“The Bible talks about our ability to lose money and still maintain joy,” he said. “That’s something you don’t often hear about.”
Kathy Laflash thinks about the Bible and money all the time.
In her day job, she’s a labor union leader and president of the New England Gas Workers Alliance. She is also an elder at Faith Community Church, a nearly 300-year-old evangelical congregation in her hometown of Hopkinton, Massachusetts.
“My faith is a big part of my job,” said Laflash.
Laflash said the “Lazarus at the Gate” study helped her integrate her faith with her work and her ideas about money, which had been a flashpoint for her and her husband. He is good at handling finances. She is not. They had been through another popular program, from prominent Christian financial adviser Dave Ramsey, but it had not gone well.
“Lazarus at the Gate” brought them closer together by focusing on becoming more generous. Today they think a lot about sustainability and spending — and how generosity can be part of their Christian witness.
“It is more than just writing the check,” she said. “It’s about being aware, being involved, being an advocate.”
Caitlyn Kano, executive director of Compass Catholic Ministries, said that faith can give people both “practical and tactical” tools for managing finances. Those tools can help people transform their lives, she said.
That was the case for the organization’s founders, Jon and Evelyn Bean. The Florida couple was struggling financially when they took a Crown Financial program offered at their Catholic parish in the early ’80s. Using the principles they learned, the couple paid off their debt and retired early, said Kano.
They founded Compass Catholic to share what they learned. Today about 200 parishes use their materials, which combine Catholic teaching with the nuts and bolts methods developed by Howard Dayton, one of the founders of Crown.
Drawing on Bible verses, along with the teachings of saints and popes, the ministry provides an “authentically Catholic” approach to financial wellness — which gives people the tools to manage their money and the inspiration needed to put those tools into practice.

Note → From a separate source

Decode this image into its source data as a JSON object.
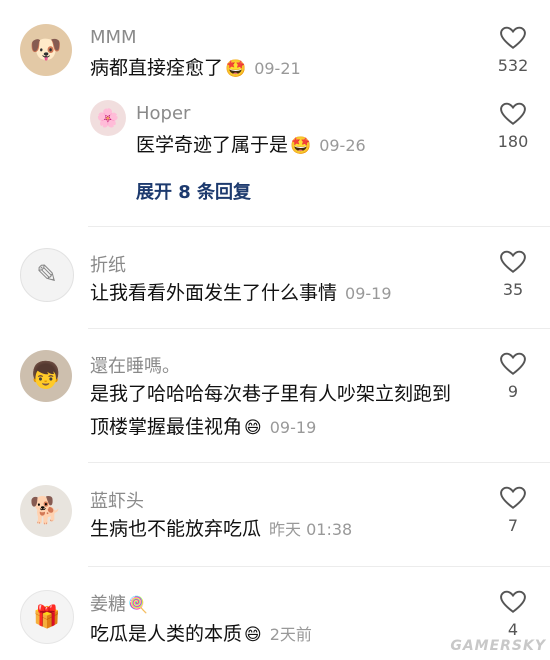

“It is not about the money,” Kano said. “It is about a change of heart.”
Jesse Mecham, creator of “You Need a Budget,” a popular financial management tool, said people often have the wrong idea about budgeting. They often think that it’s just about math or that it is the financial equivalent of dieting.
Instead, Mecham said, a budget is about storytelling: It reflects what you value in life. When people forget that, he said, there’s a disconnect between their values and their spending. They spend on things that don’t matter, not things they care about.
“How do you get your money to tell the story you want?” he said.
Mecham, who is a member of the Church of Jesus Christ of Latter-day Saints, started YNAB out of necessity. Just starting out, with a couple of kids, he and his wife struggled to make ends meet. But for years, he’d been using a spreadsheet to track his finances and he thought other people might find it helpful as well.
With the help of a programmer, he began selling his spreadsheet on the internet. Things went so well that before long, he was making more money from YNAB than from his day job.
The company is secular and doesn’t promote any particular faith. But Mecham did consult with his bishop before quitting his day job.
Being more mindful about money, he said, can also relieve stress and give people more freedom to follow their dreams by building some margin in their life, so they aren’t always living paycheck to paycheck.
And budgeting, he said, is an act of faith.
“You have to believe that this will work,” he said.